- It provides the proper notifications to its Canadian clients and the applicable securities regulators before advising Canadian clients. The non-Canadian adviser must make annual filings and pay fees in Ontario to continue to rely on the international adviser exemption.
Non-Canadian firms that today are registered as advisers in provinces or territories other than Ontario, Alberta and British Columbia, generally are restricted by terms and conditions on that registration to advising certain clients only. These firms do not generally have the benefit of a transition period for the implementation of National Instrument 31-103. These firms should determine whether they can rely on the international adviser exemption in that province or territory on and after September 28, 2009. If the exemption is not available, then it will be necessary for those firms to request an extension of their current registration subject to terms and conditions, until such time as they seek registration as a portfolio manager under the new rules.

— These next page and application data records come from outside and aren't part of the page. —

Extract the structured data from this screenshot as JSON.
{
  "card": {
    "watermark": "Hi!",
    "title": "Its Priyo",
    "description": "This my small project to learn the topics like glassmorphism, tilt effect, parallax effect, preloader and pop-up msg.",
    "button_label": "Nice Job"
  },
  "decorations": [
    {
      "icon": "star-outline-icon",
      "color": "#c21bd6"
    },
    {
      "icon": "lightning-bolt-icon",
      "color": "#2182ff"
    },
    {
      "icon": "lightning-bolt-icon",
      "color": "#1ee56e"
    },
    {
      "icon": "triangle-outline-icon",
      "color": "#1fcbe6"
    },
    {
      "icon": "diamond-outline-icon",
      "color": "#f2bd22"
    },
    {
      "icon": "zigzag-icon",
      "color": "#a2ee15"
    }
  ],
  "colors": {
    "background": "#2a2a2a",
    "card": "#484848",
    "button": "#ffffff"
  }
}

Finally, we note that the “sub-adviser exemption” that would have permitted non-Canadian advisers to be sub-advisers to Canadian registrants without registration, contained in previous drafts of National Instrument 31-103 has been removed from the final version pending further review of the exemption. The current subadviser exemption contained in OSC Rule 35-502 Non-Resident Advisers will be retained in Ontario and discretionary relief may continue to be sought in other jurisdictions.

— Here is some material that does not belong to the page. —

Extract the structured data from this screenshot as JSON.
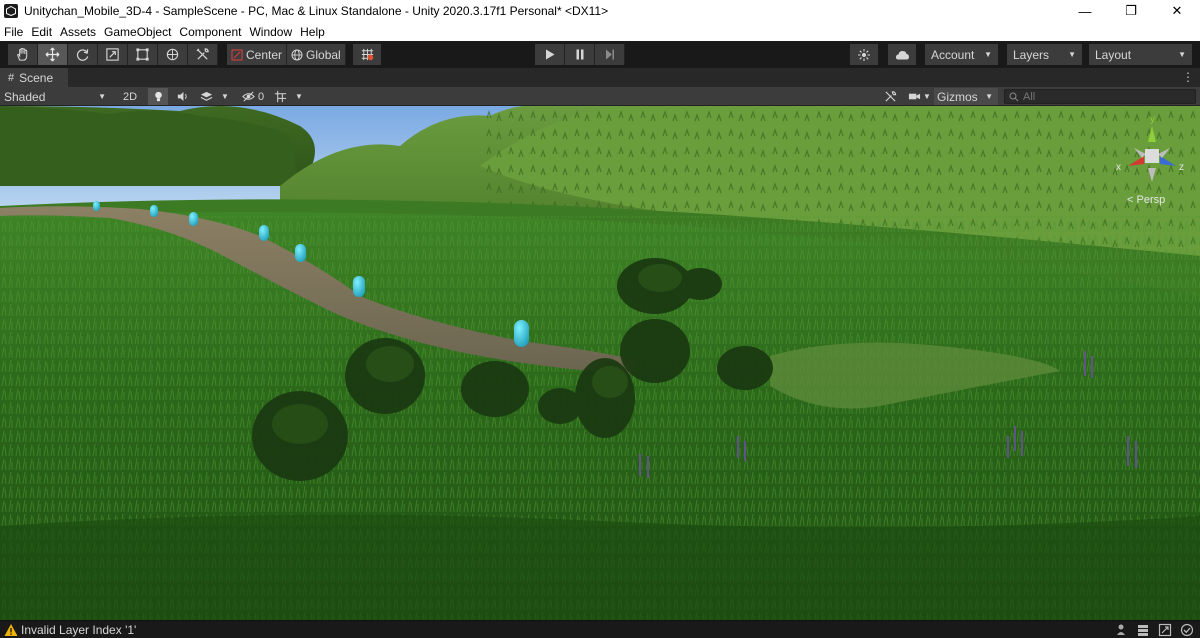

Acting as an Investment Fund Manager: National Instrument 31-103 introduces a new category of registration in each Canadian province and territory: investment fund manager. This registration category will apply to managers of all types of investment funds managed in Canada, whether reporting issuers or not, including mutual funds, pooled funds, closed-end funds, exchange-traded funds and hedge funds. For the time being, non-Canadian based firms that manage investment funds outside of Canada and that do not have a head office in Canada will not be required to be registered as an investment fund manager in Canada.
A Canadian-based investment fund manager must apply for registration (for existing fund managers, by September 28, 2010) in its “principal jurisdiction”, which will be the province or territory where its head office is located. National Instrument 31-103 gives a Canadian-based investment fund manager a two-year exemption from having to register in any “local” jurisdiction, if it applies for registration and becomes registered in its principal jurisdiction. Similarly, an investment fund manager that distributes its funds in Canada, but does not manage the funds or have its head office in Canada, will not be required to register as an investment fund manager at least for another two-year period (until September 28, 2011). The CSA indicate that they intend to publish an amendment to National Instrument 31-103, for comment, during the next year or so that will explain under what circumstances a fund manager will need to register in more than one Canadian province or territory and under what circumstances a fund manager with its head office outside Canada would need to register.